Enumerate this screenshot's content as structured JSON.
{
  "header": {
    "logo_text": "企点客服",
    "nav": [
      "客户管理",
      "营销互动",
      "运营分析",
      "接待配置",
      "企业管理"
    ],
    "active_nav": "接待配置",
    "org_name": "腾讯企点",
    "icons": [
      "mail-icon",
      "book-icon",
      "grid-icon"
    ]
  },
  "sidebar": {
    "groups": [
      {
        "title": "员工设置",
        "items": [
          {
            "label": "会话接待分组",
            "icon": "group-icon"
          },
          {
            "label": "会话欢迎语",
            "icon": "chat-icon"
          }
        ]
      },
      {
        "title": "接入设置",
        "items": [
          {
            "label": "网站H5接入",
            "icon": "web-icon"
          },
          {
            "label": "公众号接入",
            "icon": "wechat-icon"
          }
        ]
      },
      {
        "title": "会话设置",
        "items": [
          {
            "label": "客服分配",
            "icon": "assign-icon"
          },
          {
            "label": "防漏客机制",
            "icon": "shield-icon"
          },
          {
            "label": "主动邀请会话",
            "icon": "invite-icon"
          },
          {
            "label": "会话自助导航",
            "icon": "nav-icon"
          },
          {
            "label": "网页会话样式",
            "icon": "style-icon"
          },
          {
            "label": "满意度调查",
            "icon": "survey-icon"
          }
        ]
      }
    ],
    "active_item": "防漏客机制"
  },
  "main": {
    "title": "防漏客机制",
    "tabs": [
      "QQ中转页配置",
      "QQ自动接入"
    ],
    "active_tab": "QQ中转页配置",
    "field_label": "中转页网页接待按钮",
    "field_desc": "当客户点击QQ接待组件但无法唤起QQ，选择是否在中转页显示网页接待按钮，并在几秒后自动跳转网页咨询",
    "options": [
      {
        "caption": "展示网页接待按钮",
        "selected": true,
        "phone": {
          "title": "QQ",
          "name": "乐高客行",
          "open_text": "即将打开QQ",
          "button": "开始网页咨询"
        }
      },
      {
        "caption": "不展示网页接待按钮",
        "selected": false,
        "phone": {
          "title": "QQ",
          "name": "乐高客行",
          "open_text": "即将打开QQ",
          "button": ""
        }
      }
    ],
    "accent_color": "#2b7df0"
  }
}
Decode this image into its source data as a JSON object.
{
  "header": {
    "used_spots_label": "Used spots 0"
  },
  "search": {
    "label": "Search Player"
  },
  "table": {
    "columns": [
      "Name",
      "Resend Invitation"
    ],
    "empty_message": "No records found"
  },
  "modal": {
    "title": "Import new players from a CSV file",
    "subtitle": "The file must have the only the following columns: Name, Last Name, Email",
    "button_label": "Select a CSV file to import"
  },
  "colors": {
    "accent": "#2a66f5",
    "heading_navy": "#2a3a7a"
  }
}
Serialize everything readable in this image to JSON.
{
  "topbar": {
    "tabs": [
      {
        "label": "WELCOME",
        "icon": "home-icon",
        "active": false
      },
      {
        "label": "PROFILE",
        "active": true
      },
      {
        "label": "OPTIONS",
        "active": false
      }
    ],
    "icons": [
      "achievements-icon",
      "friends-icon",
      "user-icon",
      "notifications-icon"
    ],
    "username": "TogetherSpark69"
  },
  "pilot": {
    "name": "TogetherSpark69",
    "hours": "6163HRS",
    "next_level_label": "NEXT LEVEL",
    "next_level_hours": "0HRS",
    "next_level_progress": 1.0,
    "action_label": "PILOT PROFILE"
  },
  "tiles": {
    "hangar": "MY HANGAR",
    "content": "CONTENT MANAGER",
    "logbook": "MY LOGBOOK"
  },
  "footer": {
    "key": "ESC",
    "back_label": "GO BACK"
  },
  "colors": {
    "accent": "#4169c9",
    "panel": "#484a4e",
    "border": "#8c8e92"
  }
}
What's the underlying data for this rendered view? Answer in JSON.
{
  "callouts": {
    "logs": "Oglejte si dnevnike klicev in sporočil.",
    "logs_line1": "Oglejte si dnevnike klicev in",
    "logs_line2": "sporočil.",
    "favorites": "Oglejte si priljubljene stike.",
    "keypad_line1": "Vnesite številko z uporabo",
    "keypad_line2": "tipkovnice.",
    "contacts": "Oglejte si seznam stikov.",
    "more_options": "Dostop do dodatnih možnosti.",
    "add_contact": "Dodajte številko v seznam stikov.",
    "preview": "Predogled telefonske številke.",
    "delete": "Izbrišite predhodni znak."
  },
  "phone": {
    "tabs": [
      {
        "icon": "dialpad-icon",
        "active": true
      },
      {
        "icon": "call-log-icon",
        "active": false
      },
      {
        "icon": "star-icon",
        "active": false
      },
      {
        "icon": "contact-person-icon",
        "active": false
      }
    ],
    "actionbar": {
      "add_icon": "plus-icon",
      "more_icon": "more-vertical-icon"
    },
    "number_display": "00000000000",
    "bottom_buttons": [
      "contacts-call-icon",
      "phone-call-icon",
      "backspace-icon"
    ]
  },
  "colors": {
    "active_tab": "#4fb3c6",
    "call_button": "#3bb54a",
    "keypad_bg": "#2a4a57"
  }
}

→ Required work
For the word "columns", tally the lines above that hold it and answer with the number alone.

→ Written solution
2